BEGIN Supplied records

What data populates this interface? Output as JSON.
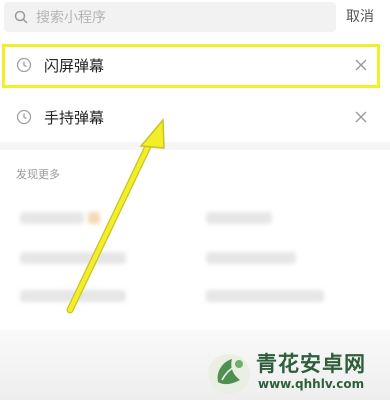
{
  "search": {
    "placeholder": "搜索小程序",
    "cancel_label": "取消"
  },
  "history": [
    {
      "label": "闪屏弹幕",
      "icon": "clock-icon",
      "highlighted": true
    },
    {
      "label": "手持弹幕",
      "icon": "clock-icon",
      "highlighted": false
    }
  ],
  "discover": {
    "title": "发现更多"
  },
  "annotation": {
    "highlight_color": "#f2ee2a",
    "arrow_color": "#f2ee2a"
  },
  "watermark": {
    "title": "青花安卓网",
    "url": "www.qhhlv.com",
    "brand_color": "#2e5e3a"
  }
}
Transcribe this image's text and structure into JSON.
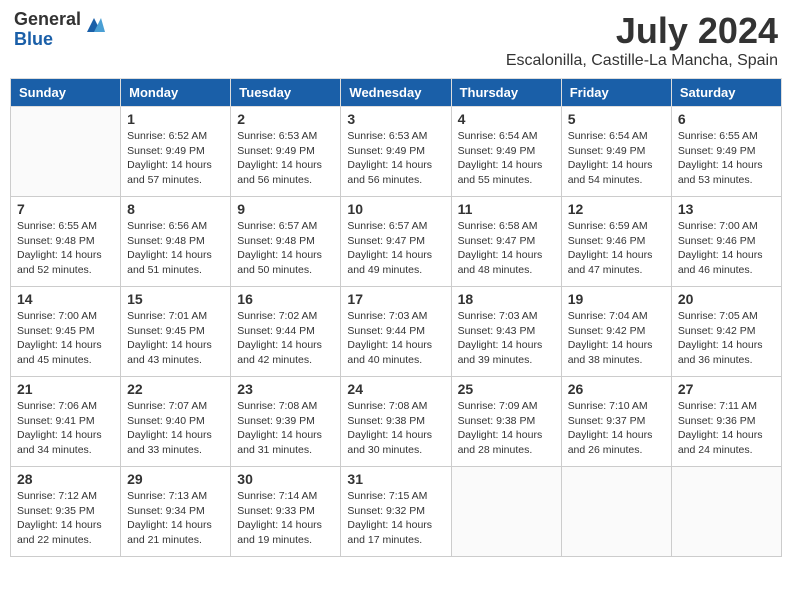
{
  "logo": {
    "general": "General",
    "blue": "Blue"
  },
  "title": "July 2024",
  "subtitle": "Escalonilla, Castille-La Mancha, Spain",
  "headers": [
    "Sunday",
    "Monday",
    "Tuesday",
    "Wednesday",
    "Thursday",
    "Friday",
    "Saturday"
  ],
  "weeks": [
    [
      {
        "day": "",
        "empty": true
      },
      {
        "day": "1",
        "rise": "6:52 AM",
        "set": "9:49 PM",
        "daylight": "14 hours and 57 minutes."
      },
      {
        "day": "2",
        "rise": "6:53 AM",
        "set": "9:49 PM",
        "daylight": "14 hours and 56 minutes."
      },
      {
        "day": "3",
        "rise": "6:53 AM",
        "set": "9:49 PM",
        "daylight": "14 hours and 56 minutes."
      },
      {
        "day": "4",
        "rise": "6:54 AM",
        "set": "9:49 PM",
        "daylight": "14 hours and 55 minutes."
      },
      {
        "day": "5",
        "rise": "6:54 AM",
        "set": "9:49 PM",
        "daylight": "14 hours and 54 minutes."
      },
      {
        "day": "6",
        "rise": "6:55 AM",
        "set": "9:49 PM",
        "daylight": "14 hours and 53 minutes."
      }
    ],
    [
      {
        "day": "7",
        "rise": "6:55 AM",
        "set": "9:48 PM",
        "daylight": "14 hours and 52 minutes."
      },
      {
        "day": "8",
        "rise": "6:56 AM",
        "set": "9:48 PM",
        "daylight": "14 hours and 51 minutes."
      },
      {
        "day": "9",
        "rise": "6:57 AM",
        "set": "9:48 PM",
        "daylight": "14 hours and 50 minutes."
      },
      {
        "day": "10",
        "rise": "6:57 AM",
        "set": "9:47 PM",
        "daylight": "14 hours and 49 minutes."
      },
      {
        "day": "11",
        "rise": "6:58 AM",
        "set": "9:47 PM",
        "daylight": "14 hours and 48 minutes."
      },
      {
        "day": "12",
        "rise": "6:59 AM",
        "set": "9:46 PM",
        "daylight": "14 hours and 47 minutes."
      },
      {
        "day": "13",
        "rise": "7:00 AM",
        "set": "9:46 PM",
        "daylight": "14 hours and 46 minutes."
      }
    ],
    [
      {
        "day": "14",
        "rise": "7:00 AM",
        "set": "9:45 PM",
        "daylight": "14 hours and 45 minutes."
      },
      {
        "day": "15",
        "rise": "7:01 AM",
        "set": "9:45 PM",
        "daylight": "14 hours and 43 minutes."
      },
      {
        "day": "16",
        "rise": "7:02 AM",
        "set": "9:44 PM",
        "daylight": "14 hours and 42 minutes."
      },
      {
        "day": "17",
        "rise": "7:03 AM",
        "set": "9:44 PM",
        "daylight": "14 hours and 40 minutes."
      },
      {
        "day": "18",
        "rise": "7:03 AM",
        "set": "9:43 PM",
        "daylight": "14 hours and 39 minutes."
      },
      {
        "day": "19",
        "rise": "7:04 AM",
        "set": "9:42 PM",
        "daylight": "14 hours and 38 minutes."
      },
      {
        "day": "20",
        "rise": "7:05 AM",
        "set": "9:42 PM",
        "daylight": "14 hours and 36 minutes."
      }
    ],
    [
      {
        "day": "21",
        "rise": "7:06 AM",
        "set": "9:41 PM",
        "daylight": "14 hours and 34 minutes."
      },
      {
        "day": "22",
        "rise": "7:07 AM",
        "set": "9:40 PM",
        "daylight": "14 hours and 33 minutes."
      },
      {
        "day": "23",
        "rise": "7:08 AM",
        "set": "9:39 PM",
        "daylight": "14 hours and 31 minutes."
      },
      {
        "day": "24",
        "rise": "7:08 AM",
        "set": "9:38 PM",
        "daylight": "14 hours and 30 minutes."
      },
      {
        "day": "25",
        "rise": "7:09 AM",
        "set": "9:38 PM",
        "daylight": "14 hours and 28 minutes."
      },
      {
        "day": "26",
        "rise": "7:10 AM",
        "set": "9:37 PM",
        "daylight": "14 hours and 26 minutes."
      },
      {
        "day": "27",
        "rise": "7:11 AM",
        "set": "9:36 PM",
        "daylight": "14 hours and 24 minutes."
      }
    ],
    [
      {
        "day": "28",
        "rise": "7:12 AM",
        "set": "9:35 PM",
        "daylight": "14 hours and 22 minutes."
      },
      {
        "day": "29",
        "rise": "7:13 AM",
        "set": "9:34 PM",
        "daylight": "14 hours and 21 minutes."
      },
      {
        "day": "30",
        "rise": "7:14 AM",
        "set": "9:33 PM",
        "daylight": "14 hours and 19 minutes."
      },
      {
        "day": "31",
        "rise": "7:15 AM",
        "set": "9:32 PM",
        "daylight": "14 hours and 17 minutes."
      },
      {
        "day": "",
        "empty": true
      },
      {
        "day": "",
        "empty": true
      },
      {
        "day": "",
        "empty": true
      }
    ]
  ]
}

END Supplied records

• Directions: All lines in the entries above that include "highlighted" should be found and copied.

• Output of the exercise:
      "highlighted": true
      "highlighted": false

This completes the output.